TreeSet are guaranteed to always be sorted so maybe findNumberOfConflicts can take a TreeSet as an argument ? If you want to only manipulate List then I'd recommend you to copy the input into another variable and then sort it.

### Use what you have

                Collections.sort(meetings,new Comparator<Meeting>(){
@Override
public int compare(Meeting o1, Meeting o2) {
return o1.compareTo(o2);
}
});


It's not clear why you need a Comparator.

                Collections.sort(meetings);


Meeting is already Comparable. You'd only need to make a Comparator if you wanted to customize the order somehow. Or if you wanted to sort objects that do not implement Comparable.

                for(int i = 0 ; i < meetings.size();i++){
if(i > 1 && meetings.get(i-1).endTime > meetings.get(i).startTime){
conflicts++;
}
}


The i > 1 is unnecessary.

            for (int i = 2; i < meetings.size(); i++) {
if (meetings.get(i-1).endTime > meetings.get(i).startTime) {
conflicts++;
}
}


You can just start at 2 rather than 0. Then i will always be greater than 1.

### Sorted data

                    List<Meeting> meetingsList = new ArrayList<Meeting>();


            NavigableSet<Meeting> meetings = new TreeSet<>();


You also might want to consider changing the sort order somewhat.

            @Override
public int compareTo(Meeting o) {
if(this.startTime == o.startTime) return 0;
if(this.startTime < o.startTime) return -1;
return 1;
}


could be

        @Override
public int compareTo(Meeting o) {
if (startTime != o.startTime) {
return Integer.compare(startTime, o.startTime);
}

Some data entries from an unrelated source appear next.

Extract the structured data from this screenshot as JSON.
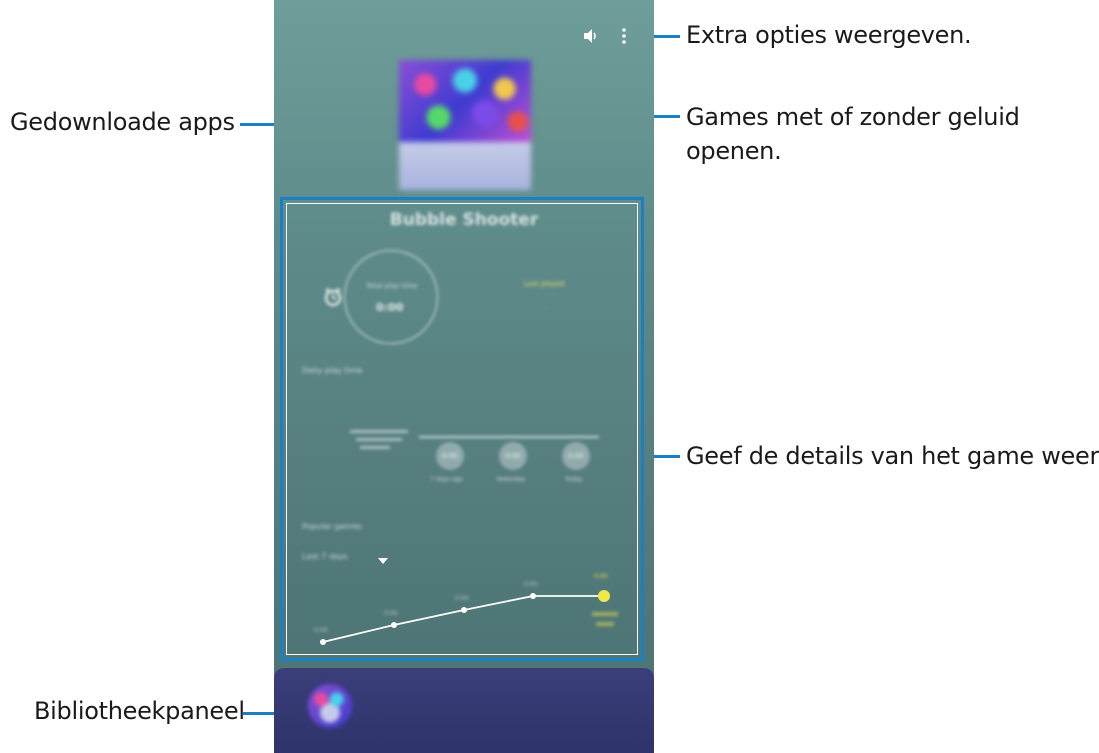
{
  "callouts": {
    "extra_options": "Extra opties weergeven.",
    "sound_line1": "Games met of zonder geluid",
    "sound_line2": "openen.",
    "downloaded_apps": "Gedownloade apps",
    "details": "Geef de details van het game weer.",
    "library_panel": "Bibliotheekpaneel"
  },
  "phone": {
    "icons": {
      "sound": "speaker-icon",
      "more": "more-options-icon",
      "alarm": "alarm-clock-icon",
      "dropdown": "dropdown-arrow-icon",
      "handle": "chevron-up-icon"
    },
    "game_title": "Bubble Shooter",
    "play_time_label": "Total play time",
    "play_time_value": "0:00",
    "last_played_label": "Last played",
    "last_played_value": "-",
    "section_play_time": "Daily play time",
    "section_genres": "Popular genres",
    "filter_value": "Last 7 days",
    "bubbles": [
      "0:00",
      "0:00",
      "0:00"
    ],
    "bubble_labels": [
      "7 days ago",
      "Yesterday",
      "Today"
    ],
    "chart_points": [
      "0:00",
      "0:00",
      "0:00",
      "0:00",
      "0:00"
    ]
  },
  "colors": {
    "callout_line": "#1b7fc4",
    "panel_bg": "#5e8c8a",
    "library_bg": "#2f336b",
    "highlight": "#f0e84a"
  }
}
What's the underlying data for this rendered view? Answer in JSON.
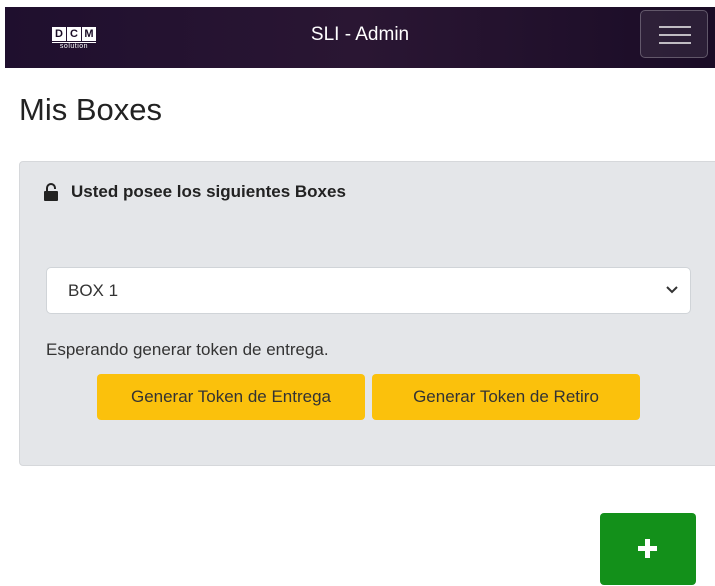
{
  "navbar": {
    "logo": {
      "letters": [
        "D",
        "C",
        "M"
      ],
      "subtext": "solution"
    },
    "title": "SLI - Admin",
    "menu_icon": "hamburger-icon"
  },
  "page": {
    "title": "Mis Boxes"
  },
  "card": {
    "header_icon": "lock-icon",
    "header_title": "Usted posee los siguientes Boxes",
    "select": {
      "selected": "BOX 1",
      "icon": "chevron-down-icon"
    },
    "status_text": "Esperando generar token de entrega.",
    "buttons": {
      "entrega_label": "Generar Token de Entrega",
      "retiro_label": "Generar Token de Retiro"
    }
  },
  "fab": {
    "icon": "plus-icon"
  },
  "colors": {
    "navbar_bg": "#1f0f2e",
    "card_bg": "#e4e6e9",
    "button_yellow": "#fbc10c",
    "fab_green": "#13901a"
  }
}
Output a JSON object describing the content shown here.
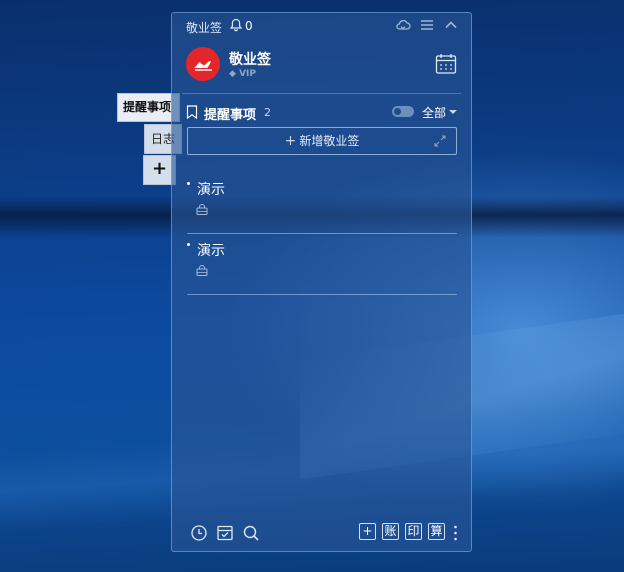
{
  "side_tabs": {
    "reminder": "提醒事项",
    "log": "日志",
    "add": "+"
  },
  "panel": {
    "app_title": "敬业签",
    "notification_count": "0",
    "profile": {
      "name": "敬业签",
      "badge": "VIP"
    },
    "section": {
      "title": "提醒事项",
      "count": "2",
      "filter": "全部"
    },
    "new_button": {
      "plus": "+",
      "label": "新增敬业签"
    },
    "notes": [
      {
        "text": "演示"
      },
      {
        "text": "演示"
      }
    ],
    "bottom_buttons": {
      "add": "+",
      "account": "账",
      "print": "印",
      "calc": "算"
    }
  },
  "colors": {
    "avatar": "#e3262b",
    "panel": "#28559a"
  },
  "icons": [
    "bell-icon",
    "cloud-icon",
    "menu-icon",
    "collapse-icon",
    "calendar-icon",
    "bookmark-icon",
    "expand-icon",
    "lock-icon",
    "clock-icon",
    "archive-icon",
    "search-icon",
    "more-icon"
  ]
}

return Integer.compare(endTime, o.endTime);
}


So meetings with the same start time but different end times will have a definite order.